**Instructions to follow:** Give every entry again, exactly as it stands.

**Material shown:**
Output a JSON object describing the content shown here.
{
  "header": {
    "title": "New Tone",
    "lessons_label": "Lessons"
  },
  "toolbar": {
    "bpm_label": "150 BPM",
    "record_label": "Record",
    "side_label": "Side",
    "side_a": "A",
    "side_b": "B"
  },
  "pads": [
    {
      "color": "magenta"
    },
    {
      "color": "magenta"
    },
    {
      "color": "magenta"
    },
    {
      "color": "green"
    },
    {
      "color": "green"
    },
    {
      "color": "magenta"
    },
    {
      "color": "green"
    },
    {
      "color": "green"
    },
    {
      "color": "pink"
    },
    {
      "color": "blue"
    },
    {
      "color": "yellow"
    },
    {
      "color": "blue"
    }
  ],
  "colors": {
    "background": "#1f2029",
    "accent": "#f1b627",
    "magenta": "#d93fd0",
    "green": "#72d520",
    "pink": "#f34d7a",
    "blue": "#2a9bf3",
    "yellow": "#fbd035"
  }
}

**Exercise solution:**
Output a JSON object describing the content shown here.
{
  "header": {
    "title": "New Tone",
    "lessons_label": "Lessons"
  },
  "toolbar": {
    "bpm_label": "150 BPM",
    "record_label": "Record",
    "side_label": "Side",
    "side_a": "A",
    "side_b": "B"
  },
  "pads": [
    {
      "color": "magenta"
    },
    {
      "color": "magenta"
    },
    {
      "color": "magenta"
    },
    {
      "color": "green"
    },
    {
      "color": "green"
    },
    {
      "color": "magenta"
    },
    {
      "color": "green"
    },
    {
      "color": "green"
    },
    {
      "color": "pink"
    },
    {
      "color": "blue"
    },
    {
      "color": "yellow"
    },
    {
      "color": "blue"
    }
  ],
  "colors": {
    "background": "#1f2029",
    "accent": "#f1b627",
    "magenta": "#d93fd0",
    "green": "#72d520",
    "pink": "#f34d7a",
    "blue": "#2a9bf3",
    "yellow": "#fbd035"
  }
}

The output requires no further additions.